— Goal of the exercise —
Find the word "JSON" in the material below and gather every line that contains it.

— Task material —
<<<<

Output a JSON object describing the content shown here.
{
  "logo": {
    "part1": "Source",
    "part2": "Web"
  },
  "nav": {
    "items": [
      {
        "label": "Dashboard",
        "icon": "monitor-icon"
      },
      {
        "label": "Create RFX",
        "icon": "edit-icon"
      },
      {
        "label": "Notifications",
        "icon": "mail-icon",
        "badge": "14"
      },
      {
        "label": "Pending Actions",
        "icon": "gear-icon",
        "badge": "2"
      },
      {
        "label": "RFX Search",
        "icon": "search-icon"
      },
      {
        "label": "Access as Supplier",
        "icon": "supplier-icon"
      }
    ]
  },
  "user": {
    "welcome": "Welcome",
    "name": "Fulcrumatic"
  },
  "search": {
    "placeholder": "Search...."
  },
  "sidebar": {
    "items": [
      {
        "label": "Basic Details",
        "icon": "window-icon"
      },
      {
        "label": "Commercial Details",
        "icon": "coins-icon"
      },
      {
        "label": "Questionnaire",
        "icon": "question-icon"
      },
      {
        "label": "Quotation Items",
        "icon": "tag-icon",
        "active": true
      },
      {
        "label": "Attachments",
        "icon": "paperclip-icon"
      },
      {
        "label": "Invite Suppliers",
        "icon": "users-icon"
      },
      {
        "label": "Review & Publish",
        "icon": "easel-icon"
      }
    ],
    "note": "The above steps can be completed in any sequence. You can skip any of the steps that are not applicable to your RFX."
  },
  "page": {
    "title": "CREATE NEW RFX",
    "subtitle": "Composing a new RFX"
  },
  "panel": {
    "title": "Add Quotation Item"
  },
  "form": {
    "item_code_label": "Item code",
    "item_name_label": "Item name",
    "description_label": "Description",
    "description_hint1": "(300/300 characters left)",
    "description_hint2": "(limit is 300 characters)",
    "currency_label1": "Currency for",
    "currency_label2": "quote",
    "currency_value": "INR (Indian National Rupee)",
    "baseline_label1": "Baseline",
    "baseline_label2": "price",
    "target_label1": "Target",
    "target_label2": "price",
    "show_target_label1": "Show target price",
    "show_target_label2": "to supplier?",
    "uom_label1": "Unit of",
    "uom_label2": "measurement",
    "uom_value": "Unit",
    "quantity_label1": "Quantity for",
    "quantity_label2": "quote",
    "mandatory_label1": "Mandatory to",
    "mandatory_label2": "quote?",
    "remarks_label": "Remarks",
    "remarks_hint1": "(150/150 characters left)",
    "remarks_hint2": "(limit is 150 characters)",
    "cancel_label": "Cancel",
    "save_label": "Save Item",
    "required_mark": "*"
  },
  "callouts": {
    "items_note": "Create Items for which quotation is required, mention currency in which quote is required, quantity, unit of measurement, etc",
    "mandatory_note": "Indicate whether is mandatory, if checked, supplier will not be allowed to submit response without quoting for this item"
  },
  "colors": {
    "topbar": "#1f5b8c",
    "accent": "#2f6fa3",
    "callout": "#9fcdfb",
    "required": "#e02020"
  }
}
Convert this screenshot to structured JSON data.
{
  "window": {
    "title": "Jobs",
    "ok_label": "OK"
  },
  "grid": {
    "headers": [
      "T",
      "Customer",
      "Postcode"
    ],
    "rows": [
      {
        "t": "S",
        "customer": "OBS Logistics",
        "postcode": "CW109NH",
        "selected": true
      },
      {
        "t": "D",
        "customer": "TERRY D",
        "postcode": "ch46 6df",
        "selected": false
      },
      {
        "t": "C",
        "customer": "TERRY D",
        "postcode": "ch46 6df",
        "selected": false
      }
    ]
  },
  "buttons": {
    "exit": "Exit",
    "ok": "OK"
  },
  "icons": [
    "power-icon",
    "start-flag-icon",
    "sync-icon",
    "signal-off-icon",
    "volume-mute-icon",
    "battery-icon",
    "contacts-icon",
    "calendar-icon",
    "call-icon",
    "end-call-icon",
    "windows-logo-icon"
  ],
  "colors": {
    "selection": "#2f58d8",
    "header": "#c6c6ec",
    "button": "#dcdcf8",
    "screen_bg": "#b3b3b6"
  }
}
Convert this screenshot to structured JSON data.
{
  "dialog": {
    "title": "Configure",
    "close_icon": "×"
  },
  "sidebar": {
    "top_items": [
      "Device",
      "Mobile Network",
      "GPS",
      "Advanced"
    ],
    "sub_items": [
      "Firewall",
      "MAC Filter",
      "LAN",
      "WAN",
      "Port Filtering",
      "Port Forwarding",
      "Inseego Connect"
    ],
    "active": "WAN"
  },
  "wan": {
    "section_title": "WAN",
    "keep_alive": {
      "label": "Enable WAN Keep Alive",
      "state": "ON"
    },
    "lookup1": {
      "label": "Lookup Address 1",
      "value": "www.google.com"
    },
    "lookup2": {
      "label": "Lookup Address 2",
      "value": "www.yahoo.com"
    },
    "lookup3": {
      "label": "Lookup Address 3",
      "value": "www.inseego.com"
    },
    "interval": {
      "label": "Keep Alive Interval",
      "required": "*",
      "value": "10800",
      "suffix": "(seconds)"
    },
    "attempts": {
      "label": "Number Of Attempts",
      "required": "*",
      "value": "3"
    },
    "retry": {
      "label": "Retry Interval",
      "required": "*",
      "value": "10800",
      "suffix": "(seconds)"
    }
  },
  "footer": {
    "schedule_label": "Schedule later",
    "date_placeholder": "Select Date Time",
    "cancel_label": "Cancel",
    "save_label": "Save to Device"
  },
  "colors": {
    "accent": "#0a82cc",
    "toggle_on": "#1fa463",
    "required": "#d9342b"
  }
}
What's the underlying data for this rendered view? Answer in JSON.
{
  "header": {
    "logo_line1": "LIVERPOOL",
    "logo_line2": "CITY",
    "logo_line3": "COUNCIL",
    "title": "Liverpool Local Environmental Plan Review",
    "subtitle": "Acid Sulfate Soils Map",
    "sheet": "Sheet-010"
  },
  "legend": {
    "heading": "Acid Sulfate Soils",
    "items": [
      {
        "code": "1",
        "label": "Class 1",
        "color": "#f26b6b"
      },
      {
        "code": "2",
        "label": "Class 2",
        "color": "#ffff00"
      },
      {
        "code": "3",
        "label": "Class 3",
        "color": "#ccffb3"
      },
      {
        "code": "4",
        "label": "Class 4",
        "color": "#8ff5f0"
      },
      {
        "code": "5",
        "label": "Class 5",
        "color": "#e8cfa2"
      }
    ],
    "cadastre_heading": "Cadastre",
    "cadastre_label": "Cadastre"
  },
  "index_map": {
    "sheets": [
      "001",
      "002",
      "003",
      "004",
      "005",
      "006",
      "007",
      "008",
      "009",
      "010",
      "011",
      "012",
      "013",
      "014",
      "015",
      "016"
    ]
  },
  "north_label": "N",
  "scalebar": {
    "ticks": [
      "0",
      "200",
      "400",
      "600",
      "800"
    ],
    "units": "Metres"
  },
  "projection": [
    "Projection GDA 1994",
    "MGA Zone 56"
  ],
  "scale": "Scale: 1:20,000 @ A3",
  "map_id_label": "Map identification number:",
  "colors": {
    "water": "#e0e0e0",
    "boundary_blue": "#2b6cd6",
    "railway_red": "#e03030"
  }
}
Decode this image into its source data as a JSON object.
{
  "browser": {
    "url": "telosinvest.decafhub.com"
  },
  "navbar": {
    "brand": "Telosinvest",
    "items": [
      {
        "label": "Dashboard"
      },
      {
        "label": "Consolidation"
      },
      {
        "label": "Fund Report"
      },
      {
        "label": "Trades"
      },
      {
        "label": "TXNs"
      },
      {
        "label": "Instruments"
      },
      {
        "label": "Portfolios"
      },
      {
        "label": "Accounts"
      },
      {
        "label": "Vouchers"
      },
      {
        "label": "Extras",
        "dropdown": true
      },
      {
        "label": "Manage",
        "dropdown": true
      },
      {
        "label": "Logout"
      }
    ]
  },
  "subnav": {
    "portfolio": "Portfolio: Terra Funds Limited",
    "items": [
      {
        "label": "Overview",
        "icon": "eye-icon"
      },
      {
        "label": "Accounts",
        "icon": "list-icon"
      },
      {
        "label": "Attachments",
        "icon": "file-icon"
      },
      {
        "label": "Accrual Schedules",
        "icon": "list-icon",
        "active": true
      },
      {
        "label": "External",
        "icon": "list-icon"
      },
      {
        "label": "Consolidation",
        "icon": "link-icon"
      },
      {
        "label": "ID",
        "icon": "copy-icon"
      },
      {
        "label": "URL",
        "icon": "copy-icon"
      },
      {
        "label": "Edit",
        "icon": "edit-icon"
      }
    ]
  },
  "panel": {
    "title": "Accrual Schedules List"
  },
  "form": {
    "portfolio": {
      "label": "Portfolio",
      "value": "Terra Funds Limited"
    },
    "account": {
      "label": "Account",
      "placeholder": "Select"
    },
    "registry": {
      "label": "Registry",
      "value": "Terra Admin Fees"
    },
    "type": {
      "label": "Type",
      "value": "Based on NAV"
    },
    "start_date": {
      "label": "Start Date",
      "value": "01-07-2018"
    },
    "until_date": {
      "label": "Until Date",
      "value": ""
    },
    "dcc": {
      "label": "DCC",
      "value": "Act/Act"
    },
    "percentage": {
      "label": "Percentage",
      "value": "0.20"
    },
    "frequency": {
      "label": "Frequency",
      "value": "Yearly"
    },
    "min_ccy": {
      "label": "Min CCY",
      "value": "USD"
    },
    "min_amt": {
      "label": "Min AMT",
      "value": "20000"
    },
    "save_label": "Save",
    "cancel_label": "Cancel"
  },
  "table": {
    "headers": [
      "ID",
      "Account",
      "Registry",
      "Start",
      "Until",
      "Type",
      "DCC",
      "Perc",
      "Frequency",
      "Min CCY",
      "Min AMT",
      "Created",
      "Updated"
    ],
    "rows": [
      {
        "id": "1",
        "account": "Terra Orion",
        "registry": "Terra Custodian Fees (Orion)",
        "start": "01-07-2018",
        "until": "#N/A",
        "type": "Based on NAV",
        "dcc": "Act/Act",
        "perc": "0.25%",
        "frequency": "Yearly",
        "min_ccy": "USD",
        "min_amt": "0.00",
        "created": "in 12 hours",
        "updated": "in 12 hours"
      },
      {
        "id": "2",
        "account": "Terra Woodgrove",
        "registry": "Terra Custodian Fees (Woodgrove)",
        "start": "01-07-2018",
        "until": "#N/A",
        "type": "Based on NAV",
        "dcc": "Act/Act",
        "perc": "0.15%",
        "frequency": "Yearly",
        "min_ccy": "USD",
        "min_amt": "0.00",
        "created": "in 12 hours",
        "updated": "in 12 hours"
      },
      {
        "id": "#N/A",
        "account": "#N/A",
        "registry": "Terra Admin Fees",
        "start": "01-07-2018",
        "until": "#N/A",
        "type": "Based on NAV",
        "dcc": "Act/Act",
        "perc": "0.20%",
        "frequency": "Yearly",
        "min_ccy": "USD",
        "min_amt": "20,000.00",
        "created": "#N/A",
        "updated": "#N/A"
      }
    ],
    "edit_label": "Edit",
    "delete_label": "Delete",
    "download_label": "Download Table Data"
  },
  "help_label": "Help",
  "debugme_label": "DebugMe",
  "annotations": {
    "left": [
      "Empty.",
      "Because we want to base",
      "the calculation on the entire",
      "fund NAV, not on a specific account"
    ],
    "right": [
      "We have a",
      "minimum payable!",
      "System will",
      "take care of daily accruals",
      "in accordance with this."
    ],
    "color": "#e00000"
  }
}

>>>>

— Reply —
Output a JSON object describing the content shown here.
Convert this screenshot to structured JSON data.
Convert this screenshot to structured JSON data.
What's the underlying data for this rendered view? Answer in JSON.
Decode this image into its source data as a JSON object.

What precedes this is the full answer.